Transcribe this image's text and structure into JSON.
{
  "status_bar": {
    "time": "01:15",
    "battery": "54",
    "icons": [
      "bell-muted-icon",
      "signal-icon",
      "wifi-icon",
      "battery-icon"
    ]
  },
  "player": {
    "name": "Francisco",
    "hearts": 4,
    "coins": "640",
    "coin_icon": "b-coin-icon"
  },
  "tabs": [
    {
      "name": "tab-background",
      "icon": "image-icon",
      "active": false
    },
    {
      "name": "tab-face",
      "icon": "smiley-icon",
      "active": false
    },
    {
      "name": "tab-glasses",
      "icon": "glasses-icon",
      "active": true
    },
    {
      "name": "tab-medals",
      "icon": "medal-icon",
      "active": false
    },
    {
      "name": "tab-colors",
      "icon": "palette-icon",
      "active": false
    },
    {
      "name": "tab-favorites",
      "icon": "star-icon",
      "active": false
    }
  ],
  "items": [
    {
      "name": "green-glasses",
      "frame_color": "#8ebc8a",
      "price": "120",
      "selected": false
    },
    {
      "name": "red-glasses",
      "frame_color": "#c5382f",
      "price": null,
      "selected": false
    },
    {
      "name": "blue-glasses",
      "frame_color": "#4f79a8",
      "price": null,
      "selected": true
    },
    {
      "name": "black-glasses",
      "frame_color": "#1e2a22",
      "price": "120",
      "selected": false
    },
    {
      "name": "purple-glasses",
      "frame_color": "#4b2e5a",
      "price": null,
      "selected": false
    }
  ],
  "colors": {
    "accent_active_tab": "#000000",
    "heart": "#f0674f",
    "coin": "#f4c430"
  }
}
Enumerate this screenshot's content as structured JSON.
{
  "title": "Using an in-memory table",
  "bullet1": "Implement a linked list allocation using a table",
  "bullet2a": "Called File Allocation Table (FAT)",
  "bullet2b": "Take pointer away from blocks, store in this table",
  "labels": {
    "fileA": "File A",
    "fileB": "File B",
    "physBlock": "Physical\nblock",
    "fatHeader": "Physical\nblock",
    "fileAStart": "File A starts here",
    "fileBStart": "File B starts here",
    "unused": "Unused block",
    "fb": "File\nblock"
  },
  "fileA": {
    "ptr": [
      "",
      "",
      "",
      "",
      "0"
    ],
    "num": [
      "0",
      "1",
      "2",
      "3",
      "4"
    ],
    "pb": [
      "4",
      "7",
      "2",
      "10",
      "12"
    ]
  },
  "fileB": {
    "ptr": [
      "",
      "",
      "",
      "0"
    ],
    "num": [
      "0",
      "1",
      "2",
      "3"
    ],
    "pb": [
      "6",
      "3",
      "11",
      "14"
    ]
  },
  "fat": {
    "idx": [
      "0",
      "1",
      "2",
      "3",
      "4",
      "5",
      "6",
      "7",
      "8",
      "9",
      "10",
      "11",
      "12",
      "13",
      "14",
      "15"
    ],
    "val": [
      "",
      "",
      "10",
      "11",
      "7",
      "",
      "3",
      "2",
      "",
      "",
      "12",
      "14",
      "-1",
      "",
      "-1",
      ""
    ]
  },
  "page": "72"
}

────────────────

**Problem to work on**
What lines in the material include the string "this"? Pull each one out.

**Reply**
Transcribe this image's text and structure into JSON.
Enumerate this screenshot's content as structured JSON.
  "bullet2b": "Take pointer away from blocks, store in this table",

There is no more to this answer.